What is required:
Pull every line with the word "stats" out of the entries below.

Entries supplied below:

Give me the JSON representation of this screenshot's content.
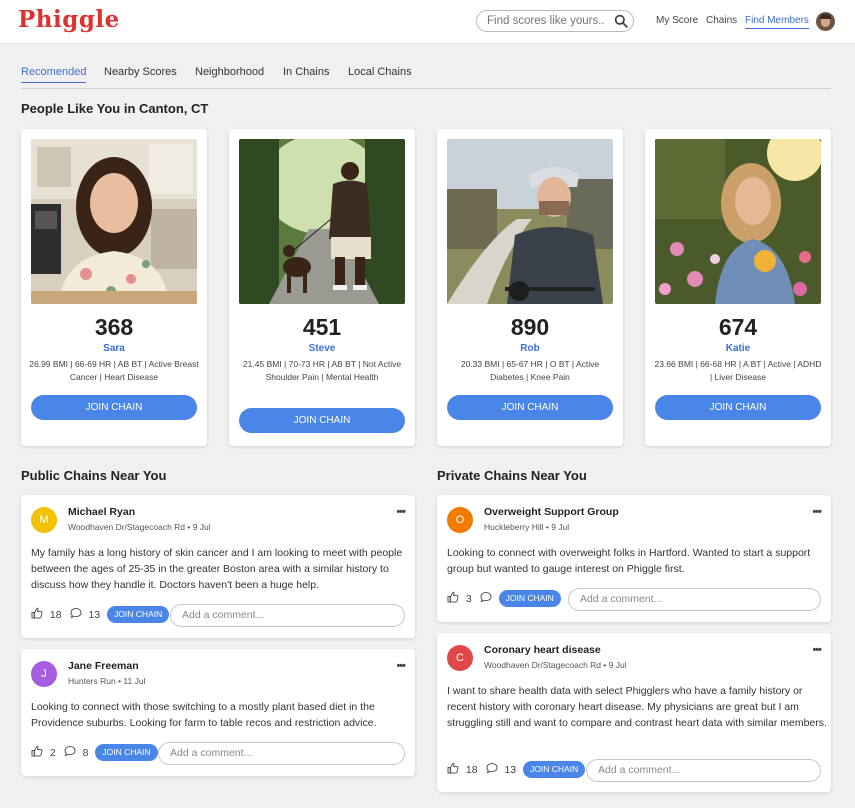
{
  "header": {
    "logo": "Phiggle",
    "search_placeholder": "Find scores like yours...",
    "nav": [
      "My Score",
      "Chains",
      "Find Members"
    ],
    "active_nav": "Find Members"
  },
  "tabs": [
    "Recomended",
    "Nearby Scores",
    "Neighborhood",
    "In Chains",
    "Local Chains"
  ],
  "active_tab": "Recomended",
  "people_section": {
    "title": "People Like You in Canton, CT",
    "people": [
      {
        "score": "368",
        "name": "Sara",
        "stats": "26.99 BMI | 66-69 HR | AB BT | Active Breast Cancer | Heart Disease",
        "button": "JOIN CHAIN"
      },
      {
        "score": "451",
        "name": "Steve",
        "stats": "21.45 BMI | 70-73 HR | AB BT | Not Active Shoulder Pain | Mental Health",
        "button": "JOIN CHAIN"
      },
      {
        "score": "890",
        "name": "Rob",
        "stats": "20.33 BMI | 65-67 HR | O BT | Active Diabetes | Knee Pain",
        "button": "JOIN CHAIN"
      },
      {
        "score": "674",
        "name": "Katie",
        "stats": "23.66 BMI | 66-68 HR | A BT | Active | ADHD | Liver Disease",
        "button": "JOIN CHAIN"
      }
    ]
  },
  "public_section": {
    "title": "Public Chains Near You",
    "posts": [
      {
        "initial": "M",
        "color": "#f2c200",
        "author": "Michael Ryan",
        "location": "Woodhaven Dr/Stagecoach Rd • 9 Jul",
        "text": "My family has a long history of skin cancer and I am looking to meet with people between the ages of 25-35 in the greater Boston area with a similar history to discuss how they handle it. Doctors haven't been a huge help.",
        "likes": "18",
        "comments": "13",
        "button": "JOIN CHAIN",
        "comment_placeholder": "Add a comment..."
      },
      {
        "initial": "J",
        "color": "#a55ee0",
        "author": "Jane Freeman",
        "location": "Hunters Run • 11 Jul",
        "text": "Looking to connect with those switching to a mostly plant based diet in the Providence suburbs. Looking for farm to table recos and restriction advice.",
        "likes": "2",
        "comments": "8",
        "button": "JOIN CHAIN",
        "comment_placeholder": "Add a comment..."
      }
    ]
  },
  "private_section": {
    "title": "Private Chains Near You",
    "posts": [
      {
        "initial": "O",
        "color": "#f07b00",
        "author": "Overweight Support Group",
        "location": "Huckleberry Hill • 9 Jul",
        "text": "Looking to connect with overweight folks in Hartford. Wanted to start a support group but wanted to gauge interest on Phiggle first.",
        "likes": "3",
        "comments": "",
        "button": "JOIN CHAIN",
        "comment_placeholder": "Add a comment..."
      },
      {
        "initial": "C",
        "color": "#e04848",
        "author": "Coronary heart disease",
        "location": "Woodhaven Dr/Stagecoach Rd • 9 Jul",
        "text": "I want to share health data with select Phigglers who have a family history or recent history with coronary heart disease. My physicians are great but I am struggling still and want to compare and contrast heart data with similar members.",
        "likes": "18",
        "comments": "13",
        "button": "JOIN CHAIN",
        "comment_placeholder": "Add a comment..."
      }
    ]
  }
}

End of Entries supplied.

Result of this task:
        "stats": "26.99 BMI | 66-69 HR | AB BT | Active Breast Cancer | Heart Disease",
        "stats": "21.45 BMI | 70-73 HR | AB BT | Not Active Shoulder Pain | Mental Health",
        "stats": "20.33 BMI | 65-67 HR | O BT | Active Diabetes | Knee Pain",
        "stats": "23.66 BMI | 66-68 HR | A BT | Active | ADHD | Liver Disease",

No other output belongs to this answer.